At the start of 1985, the idea came to fruition. Not five minutes’ drive from the Group’s headquarters, a highly dedicated high-tech company came into being that has long since become a role model the world over: BMW Technik GmbH, known internally simply by the letters ZT. Just six months later, the 60-strong team delivered exactly what had been hoped for: concrete concepts designed to inject car manufacture with new impetus, all under the umbrella of a pilot project for employing new materials, using different types of vehicle structure and shortening development times. It didn’t take long to coin a name for it: the Z1.
Out the other end came something incredible. The Z1 sported an aerodynamic composite undertray, plastic panels that could be swapped out for different colors, and a self-supporting monocoque construction. The Z1 also had flexible paintwork and perhaps most notably, doors that dropped into the sills. BMW sold just 8,000 of these, and none of them were sold in America.
This one is being sold by Ruote DA Sogno SRL in Reggio Emilia, Italy with 59,723 miles.
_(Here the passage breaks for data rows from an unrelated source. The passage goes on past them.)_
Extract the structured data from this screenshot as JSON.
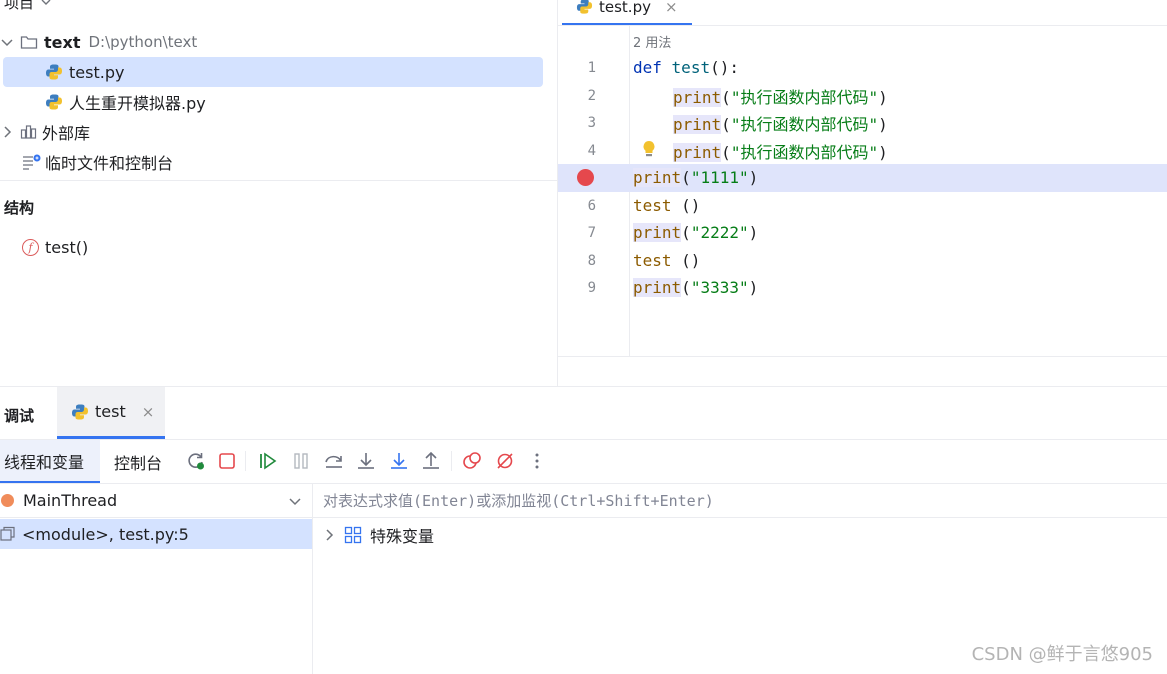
{
  "project": {
    "header_label": "项目",
    "root": {
      "name": "text",
      "path": "D:\\python\\text"
    },
    "files": [
      {
        "name": "test.py"
      },
      {
        "name": "人生重开模拟器.py"
      }
    ],
    "external_libs": "外部库",
    "scratches": "临时文件和控制台"
  },
  "structure": {
    "title": "结构",
    "items": [
      {
        "label": "test()"
      }
    ]
  },
  "editor": {
    "tab_label": "test.py",
    "usages": "2 用法",
    "breakpoint_line": 5,
    "current_line": 5,
    "lines": [
      {
        "num": "1",
        "kw": "def",
        "fn": "test",
        "rest": "():"
      },
      {
        "num": "2",
        "builtin": "print",
        "open": "(",
        "str": "\"执行函数内部代码\"",
        "close": ")"
      },
      {
        "num": "3",
        "builtin": "print",
        "open": "(",
        "str": "\"执行函数内部代码\"",
        "close": ")"
      },
      {
        "num": "4",
        "builtin": "print",
        "open": "(",
        "str": "\"执行函数内部代码\"",
        "close": ")"
      },
      {
        "num": "5",
        "builtin": "print",
        "open": "(",
        "str": "\"1111\"",
        "close": ")"
      },
      {
        "num": "6",
        "call": "test",
        "args": " ()"
      },
      {
        "num": "7",
        "builtin": "print",
        "open": "(",
        "str": "\"2222\"",
        "close": ")"
      },
      {
        "num": "8",
        "call": "test",
        "args": " ()"
      },
      {
        "num": "9",
        "builtin": "print",
        "open": "(",
        "str": "\"3333\"",
        "close": ")"
      }
    ]
  },
  "debug": {
    "title": "调试",
    "session_tab": "test",
    "subtabs": {
      "threads": "线程和变量",
      "console": "控制台"
    },
    "thread": "MainThread",
    "frame": "<module>, test.py:5",
    "eval_placeholder": "对表达式求值(Enter)或添加监视(Ctrl+Shift+Enter)",
    "special_vars": "特殊变量",
    "toolbar": [
      "rerun-icon",
      "stop-icon",
      "resume-icon",
      "pause-icon",
      "step-over-icon",
      "step-into-icon",
      "step-into-my-code-icon",
      "step-out-icon",
      "view-breakpoints-icon",
      "mute-breakpoints-icon",
      "more-icon"
    ]
  },
  "watermark": "CSDN @鲜于言悠905",
  "colors": {
    "accent": "#3574f0",
    "selection": "#d4e2ff",
    "breakpoint": "#e5484d",
    "keyword": "#0033b3",
    "string": "#067d17"
  }
}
At the moment the seller hasn’t added a description, and says that you have to inquire to get the price. It’s probably too expensive for most of us, but it doesn’t hurt to stare!
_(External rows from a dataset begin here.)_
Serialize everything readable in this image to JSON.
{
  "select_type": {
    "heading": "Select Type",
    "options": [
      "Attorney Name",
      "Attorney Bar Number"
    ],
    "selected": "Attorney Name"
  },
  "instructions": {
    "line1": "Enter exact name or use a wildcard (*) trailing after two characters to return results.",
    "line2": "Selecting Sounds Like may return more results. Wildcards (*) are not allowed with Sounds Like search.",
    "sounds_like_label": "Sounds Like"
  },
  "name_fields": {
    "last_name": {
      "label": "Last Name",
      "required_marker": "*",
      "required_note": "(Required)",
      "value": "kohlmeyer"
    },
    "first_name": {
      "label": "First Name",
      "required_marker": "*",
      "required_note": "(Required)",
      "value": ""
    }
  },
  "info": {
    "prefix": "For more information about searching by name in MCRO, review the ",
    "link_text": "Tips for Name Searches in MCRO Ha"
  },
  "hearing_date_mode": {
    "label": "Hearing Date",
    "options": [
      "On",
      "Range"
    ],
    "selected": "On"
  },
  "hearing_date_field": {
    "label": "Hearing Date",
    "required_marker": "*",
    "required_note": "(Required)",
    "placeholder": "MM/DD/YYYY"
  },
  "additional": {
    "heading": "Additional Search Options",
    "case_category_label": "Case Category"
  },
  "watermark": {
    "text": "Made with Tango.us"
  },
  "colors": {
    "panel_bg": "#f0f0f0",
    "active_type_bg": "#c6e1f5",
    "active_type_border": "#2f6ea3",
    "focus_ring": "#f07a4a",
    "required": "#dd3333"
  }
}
2004 Chevrolet Avalanche 2500 – $8,900
In the midst of the SUV domination of the early aughts, GM put out some interesting concepts, and one of them was an SUV that was also a truck, the Avalanche.
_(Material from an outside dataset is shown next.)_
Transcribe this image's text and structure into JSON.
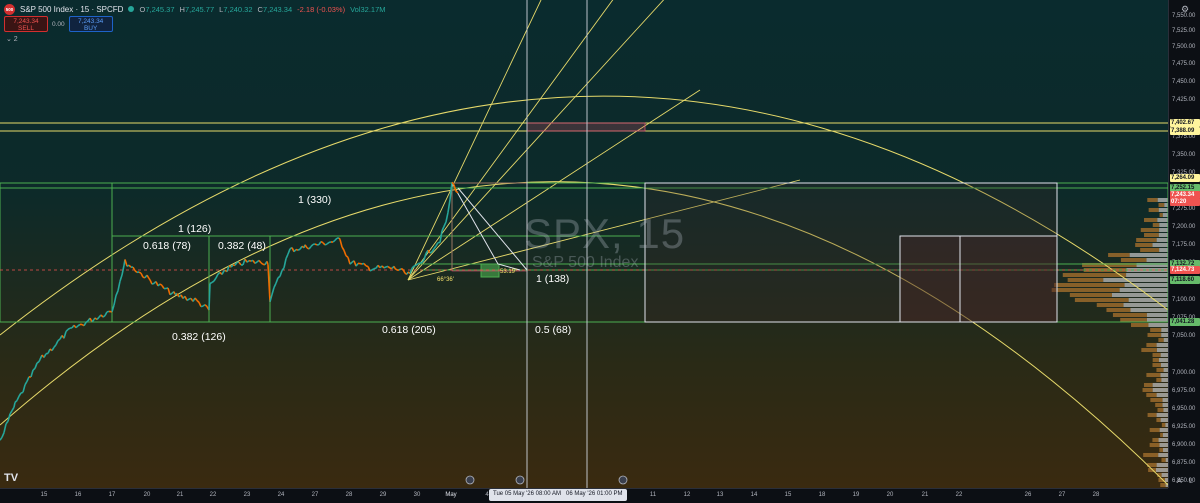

Debuting in 2001 for the 2002 model year, the Avalanche was different. It had a spacious interior like an SUV, but a bed like a pickup. But that bed wasn’t separate, and the Avalanche featured the novel Convert-a-Cab concept, which featured the midgate. Fold the rear seats down and open the midgate to take what was normally about a five-foot bed to extend it past eight feet. The Convert-a-Cab concept allowed the bed to extend into the cab when needed. With the midgate down, you could haul a 4×8 sheet of plywood. Add the tonneau cover, and that cargo is enclosed, too. Additionally, Avalanches had locking storage containers flanking the bed that could be used to store gear, or maybe some drinks.
The Avalanche launched with a 5.3-liter Vortec V8 making 285 HP. But if you wanted more grunt, Chevrolet also offered a 2500 model. This beefy thing comes with an 8.1-liter big-block V8 making 340 HP and 455 lb-ft torque. That’s what you’re looking at here. The regular Avalanche 1500? That tows 8,300 pounds. This beast can tow 11,900 pounds.
Finding one of these in good condition was a challenge. I found a lot of them over $10,000 with absolutely trashed interiors or tons of rust. But here’s one that looks pretty good inside and out. It’s $8,900 in Hanover Park, Illinois with 190,000 miles.
That’s it for this week! Thank you for reading.
(Top photo credit: Facebook Marketplace seller and Anthony Rodriguez #picsbyant)